▸ **Work request**:
The records below hold pictures; please leave those out and retype the rest exactly.

▸ **Provided material**:
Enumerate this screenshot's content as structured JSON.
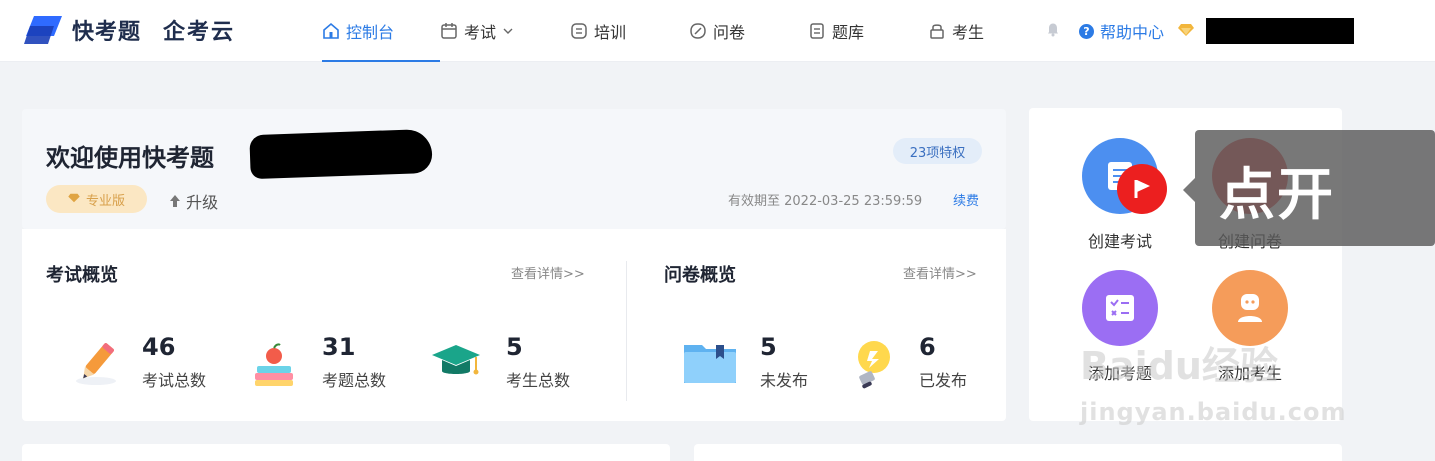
{
  "brand": {
    "name": "快考题",
    "partner": "企考云"
  },
  "nav": [
    {
      "label": "控制台",
      "icon": "home-icon",
      "active": true
    },
    {
      "label": "考试",
      "icon": "calendar-icon",
      "dropdown": true
    },
    {
      "label": "培训",
      "icon": "training-icon"
    },
    {
      "label": "问卷",
      "icon": "survey-icon"
    },
    {
      "label": "题库",
      "icon": "question-bank-icon"
    },
    {
      "label": "考生",
      "icon": "candidate-icon"
    }
  ],
  "header_right": {
    "help_label": "帮助中心"
  },
  "welcome": {
    "title": "欢迎使用快考题",
    "edition": "专业版",
    "upgrade": "升级",
    "privileges": "23项特权",
    "expiry": "有效期至 2022-03-25 23:59:59",
    "renew": "续费"
  },
  "exam_overview": {
    "title": "考试概览",
    "link": "查看详情>>",
    "stats": [
      {
        "value": "46",
        "label": "考试总数"
      },
      {
        "value": "31",
        "label": "考题总数"
      },
      {
        "value": "5",
        "label": "考生总数"
      }
    ]
  },
  "survey_overview": {
    "title": "问卷概览",
    "link": "查看详情>>",
    "stats": [
      {
        "value": "5",
        "label": "未发布"
      },
      {
        "value": "6",
        "label": "已发布"
      }
    ]
  },
  "quick_actions": [
    {
      "label": "创建考试",
      "color": "#4c8ff0"
    },
    {
      "label": "创建问卷",
      "color": "#e94e4e"
    },
    {
      "label": "添加考题",
      "color": "#9b6ef3"
    },
    {
      "label": "添加考生",
      "color": "#f59c5a"
    }
  ],
  "overlay": {
    "text": "点开"
  },
  "watermark": {
    "line1": "Baidu经验",
    "line2": "jingyan.baidu.com"
  },
  "colors": {
    "accent": "#2c7be5",
    "bg": "#f1f3f6"
  }
}
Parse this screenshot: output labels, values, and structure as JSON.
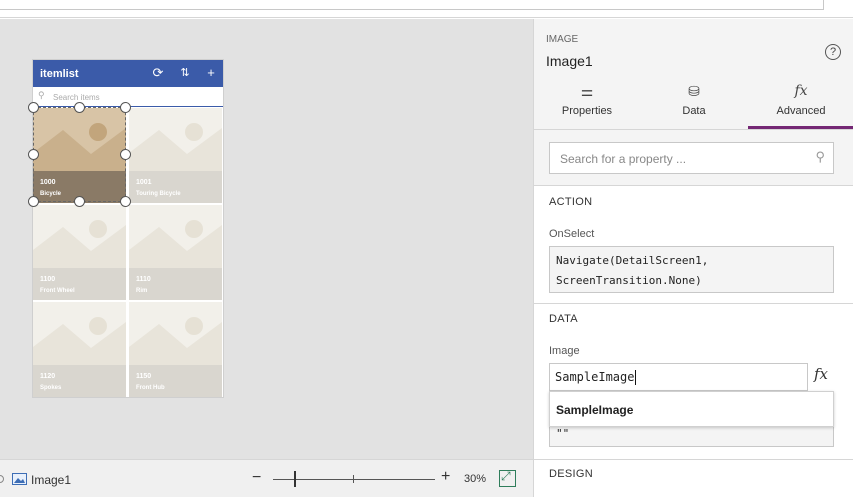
{
  "app": {
    "colors": {
      "accent": "#742774",
      "header_blue": "#3b5ba9",
      "canvas_bg": "#e2e2e2"
    }
  },
  "phone": {
    "title": "itemlist",
    "icons": [
      "refresh-icon",
      "sort-icon",
      "add-icon"
    ],
    "search_placeholder": "Search items",
    "tiles": [
      {
        "number": "1000",
        "name": "Bicycle",
        "selected": true
      },
      {
        "number": "1001",
        "name": "Touring Bicycle",
        "selected": false
      },
      {
        "number": "1100",
        "name": "Front Wheel",
        "selected": false
      },
      {
        "number": "1110",
        "name": "Rim",
        "selected": false
      },
      {
        "number": "1120",
        "name": "Spokes",
        "selected": false
      },
      {
        "number": "1150",
        "name": "Front Hub",
        "selected": false
      }
    ]
  },
  "statusbar": {
    "selected_control": "Image1",
    "zoom_minus": "−",
    "zoom_plus": "+",
    "zoom_level": "30%"
  },
  "panel": {
    "control_type": "IMAGE",
    "control_name": "Image1",
    "help": "?",
    "tabs": [
      {
        "label": "Properties",
        "icon": "sliders-icon",
        "glyph": "⚌"
      },
      {
        "label": "Data",
        "icon": "database-icon",
        "glyph": "⛁"
      },
      {
        "label": "Advanced",
        "icon": "fx-icon",
        "glyph": "fx",
        "active": true
      }
    ],
    "search_placeholder": "Search for a property ...",
    "action_section": "ACTION",
    "onselect_label": "OnSelect",
    "onselect_value_line1": "Navigate(DetailScreen1,",
    "onselect_value_line2": "ScreenTransition.None)",
    "data_section": "DATA",
    "image_label": "Image",
    "image_value": "SampleImage",
    "fx_label": "fx",
    "suggestion": "SampleImage",
    "behind_value": "\"\"",
    "design_section": "DESIGN"
  }
}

▸ **Exercise output**:
Enumerate this screenshot's content as structured JSON.
{
  "brand": {
    "name": "快考题",
    "partner": "企考云"
  },
  "nav": [
    {
      "label": "控制台",
      "icon": "home-icon",
      "active": true
    },
    {
      "label": "考试",
      "icon": "calendar-icon",
      "dropdown": true
    },
    {
      "label": "培训",
      "icon": "training-icon"
    },
    {
      "label": "问卷",
      "icon": "survey-icon"
    },
    {
      "label": "题库",
      "icon": "question-bank-icon"
    },
    {
      "label": "考生",
      "icon": "candidate-icon"
    }
  ],
  "header_right": {
    "help_label": "帮助中心"
  },
  "welcome": {
    "title": "欢迎使用快考题",
    "edition": "专业版",
    "upgrade": "升级",
    "privileges": "23项特权",
    "expiry": "有效期至 2022-03-25 23:59:59",
    "renew": "续费"
  },
  "exam_overview": {
    "title": "考试概览",
    "link": "查看详情>>",
    "stats": [
      {
        "value": "46",
        "label": "考试总数"
      },
      {
        "value": "31",
        "label": "考题总数"
      },
      {
        "value": "5",
        "label": "考生总数"
      }
    ]
  },
  "survey_overview": {
    "title": "问卷概览",
    "link": "查看详情>>",
    "stats": [
      {
        "value": "5",
        "label": "未发布"
      },
      {
        "value": "6",
        "label": "已发布"
      }
    ]
  },
  "quick_actions": [
    {
      "label": "创建考试",
      "color": "#4c8ff0"
    },
    {
      "label": "创建问卷",
      "color": "#e94e4e"
    },
    {
      "label": "添加考题",
      "color": "#9b6ef3"
    },
    {
      "label": "添加考生",
      "color": "#f59c5a"
    }
  ],
  "overlay": {
    "text": "点开"
  },
  "watermark": {
    "line1": "Baidu经验",
    "line2": "jingyan.baidu.com"
  },
  "colors": {
    "accent": "#2c7be5",
    "bg": "#f1f3f6"
  }
}
Parse this screenshot: output labels, values, and structure as JSON.
{
  "app": {
    "colors": {
      "accent": "#742774",
      "header_blue": "#3b5ba9",
      "canvas_bg": "#e2e2e2"
    }
  },
  "phone": {
    "title": "itemlist",
    "icons": [
      "refresh-icon",
      "sort-icon",
      "add-icon"
    ],
    "search_placeholder": "Search items",
    "tiles": [
      {
        "number": "1000",
        "name": "Bicycle",
        "selected": true
      },
      {
        "number": "1001",
        "name": "Touring Bicycle",
        "selected": false
      },
      {
        "number": "1100",
        "name": "Front Wheel",
        "selected": false
      },
      {
        "number": "1110",
        "name": "Rim",
        "selected": false
      },
      {
        "number": "1120",
        "name": "Spokes",
        "selected": false
      },
      {
        "number": "1150",
        "name": "Front Hub",
        "selected": false
      }
    ]
  },
  "statusbar": {
    "selected_control": "Image1",
    "zoom_minus": "−",
    "zoom_plus": "+",
    "zoom_level": "30%"
  },
  "panel": {
    "control_type": "IMAGE",
    "control_name": "Image1",
    "help": "?",
    "tabs": [
      {
        "label": "Properties",
        "icon": "sliders-icon",
        "glyph": "⚌"
      },
      {
        "label": "Data",
        "icon": "database-icon",
        "glyph": "⛁"
      },
      {
        "label": "Advanced",
        "icon": "fx-icon",
        "glyph": "fx",
        "active": true
      }
    ],
    "search_placeholder": "Search for a property ...",
    "action_section": "ACTION",
    "onselect_label": "OnSelect",
    "onselect_value_line1": "Navigate(DetailScreen1,",
    "onselect_value_line2": "ScreenTransition.None)",
    "data_section": "DATA",
    "image_label": "Image",
    "image_value": "SampleImage",
    "fx_label": "fx",
    "suggestion": "SampleImage",
    "behind_value": "\"\"",
    "design_section": "DESIGN"
  }
}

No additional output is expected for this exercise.